When Milkha Singh ran for his life4 min read . Updated: 01 Jul 2013, 07:29 PM IST
Rakeysh Omprakash Mehra on making 'Bhaag Milkha Bhaag', about the refugee who became India's best-known runner
One of India’s best-known athletes, who came perilously close to winning the country a medal at the Rome Olympics in 1960, is the subject of Rakeysh Omprakash Mehra’s new movie. Four years in the making, Bhaag Milkha Bhaag stars film-maker and occasional actor Farhan Akhtar as the athlete who pulled himself up by the bootstraps and escaped violence and poverty to become one of the best-known sporting icons of India. The 12 July release covers the life of Milkha Singh from 1947, when he was 12 and orphaned by Partition violence, to the 1960s, when he was India’s best bet in track and field events.
Mehra, who has previously made Aks (2001), the rapturously received Rang De Basanti (2006), and Delhi-6 (2009), has attempted a guts-and-glory biopic that celebrates the rise of the runner. Apart from Akhtar, the cast includes Art Malik as Singh’s father, Rebecca Breeds as the object of the runner’s attention, Dalip Tahil as Jawaharlal Nehru, cricketer Yograj Singh as the athlete’s coach and Sonam Kapoor as Nirmal Kaur, whom Milkha Singh married. The movie is about a sportsman as well as the struggle of one man, and the nation, to overcome adversity and make a run for greatness, says Mehra. Edited excerpts from an interview:
What were the challenges of making a biopic about someone who is a legend, but who might not be too familiar to contemporary audiences?
This kid grew up in a refugee camp, he joined a small gang that would rob coal and steal wheat and sugar to survive. He then joined the army as a jawan in his third attempt. He was a part of the support system—the guys who maintain the gardens and are given a rifle only in their third year of training. For someone who had nothing going for him and was up against so many odds, to go out and become not just a national but also an international icon—where did this come from? Was it an aberration or was it also because of his talent and his instinct for survival, to work towards pride for himself and the nation?

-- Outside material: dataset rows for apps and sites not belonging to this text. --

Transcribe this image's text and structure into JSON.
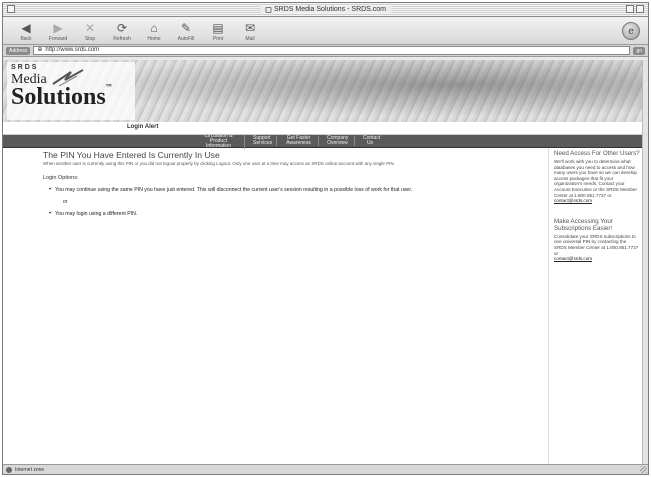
{
  "window": {
    "title": "SRDS Media Solutions - SRDS.com"
  },
  "toolbar": {
    "buttons": [
      {
        "label": "Back",
        "icon": "back-arrow-icon"
      },
      {
        "label": "Forward",
        "icon": "forward-arrow-icon"
      },
      {
        "label": "Stop",
        "icon": "stop-icon"
      },
      {
        "label": "Refresh",
        "icon": "refresh-icon"
      },
      {
        "label": "Home",
        "icon": "home-icon"
      },
      {
        "label": "AutoFill",
        "icon": "autofill-icon"
      },
      {
        "label": "Print",
        "icon": "print-icon"
      },
      {
        "label": "Mail",
        "icon": "mail-icon"
      }
    ]
  },
  "address": {
    "label": "Address",
    "url": "http://www.srds.com",
    "go": "go"
  },
  "logo": {
    "line1": "Media",
    "line2": "Solutions",
    "top": "SRDS",
    "mark": "™"
  },
  "login_alert": "Login Alert",
  "nav": [
    "Circulation & Product Information",
    "Support Services",
    "Get Faster Awareness",
    "Company Overview",
    "Contact Us"
  ],
  "main": {
    "heading": "The PIN You Have Entered Is Currently In Use",
    "intro": "When another user is currently using this PIN or you did not logout properly by clicking Logout. Only one user at a time may access an SRDS online account with any single PIN.",
    "options_title": "Login Options:",
    "option1": "You may continue using the same PIN you have just entered. This will disconnect the current user's session resulting in a possible loss of work for that user.",
    "or": "or",
    "option2": "You may login using a different PIN."
  },
  "sidebar": {
    "block1": {
      "heading": "Need Access For Other Users?",
      "text": "We'll work with you to determine what databases you need to access and how many users you have so we can develop access packages that fit your organization's needs. Contact your Account Executive or the SRDS Member Center at 1.800.851.7737 or",
      "link": "contact@srds.com"
    },
    "block2": {
      "heading": "Make Accessing Your Subscriptions Easier!",
      "text": "Consolidate your SRDS subscriptions to one universal PIN by contacting the SRDS Member Center at 1.800.851.7737 or",
      "link": "contact@srds.com"
    }
  },
  "status": {
    "text": "Internet zone"
  }
}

We are capturing his life from the age of 12 to about 29-30. We also capture his brush with romance—it is pivotal to what he told us about how he wanted to establish himself as a man of integrity so that he could deserve love. The film also deals with what happened at the Rome Olympics, where he finished fourth. What is it like to lose the most important race of your life but to win in life? That intrigued me as art.
Did you consider calling the movie by Singh’s unofficial title, The Flying Sikh?
I didn’t want to call the movie that since it would then get skewed towards sport. That he is an athlete gave me a lot of impetus, cinematic value and energy, which I could not have got from any other story. This is not just a sports film, it is a human story. Sport is incidental to that human.
What research went into the movie?
There is a lot of research available, and the man himself is a living legend. (Screenplay writer) Prasoon Joshi and I were extremely fortunate to spend 18 months with him. We spoke to him for many hours to understand what went into the making of the person. There was material available on the socio-economic and political situation prevailing in the country. The best available information is from the British Movietone newsreel archive, the Pathé film company and The British Library in London. I spent a lot of time there to create the ecosystem of the movie.
How challenging was it to recreate the post-independence years?
If you hunt hard enough, you find locations in India that are still trapped in time. We shot in a village in Ferozepur in Punjab for our first schedule. People still live in mud huts there, development hasn’t taken place in this part of the country. In Patiala, we found two running tracks that were made around the same time (Milkha was training). We also shot at the Rajasthan Rifles regiment barracks in the Delhi Cantonment.
We were hunting for steam locomotives that had been manufactured before the Partition, the pointed-nose engine ones. While the railways were overhauling the engine for us at Rewari (in Haryana), we discovered that the place used to be a toll-collection hub during the British times. There were sheds for locomotives, and around 7,000 railway personnel used to live there in quarters. Rewari is now like a ghost town, but some of the quarters are still there.
We had to dress up the villages a bit. The tar roads had to be covered with mud, and we took permission to get rid of the electricity poles. The most challenging part was to create the various stadia that don’t exist any more. There, state-of-the-art digital technology came to our rescue. The stadia were recreated and filled with people.
It sounds like a lot of work.
It was also a lot of fun. Work is fine, but you rarely get an opportunity to make such a film. I have tried to keep it as close to realism as possible. It’s not a stylized or a mythical film. Irrespective of what the results will be, when you get into something like this and you give it four years of your life, it is so much fun.
Bhaag Milkha Bhaag is slated to release on 12 July. To know what Farhan Akhtar had to do to get into the skin of the character of the Olympic sprinter, readour earlier story, “Run, Farhan, run".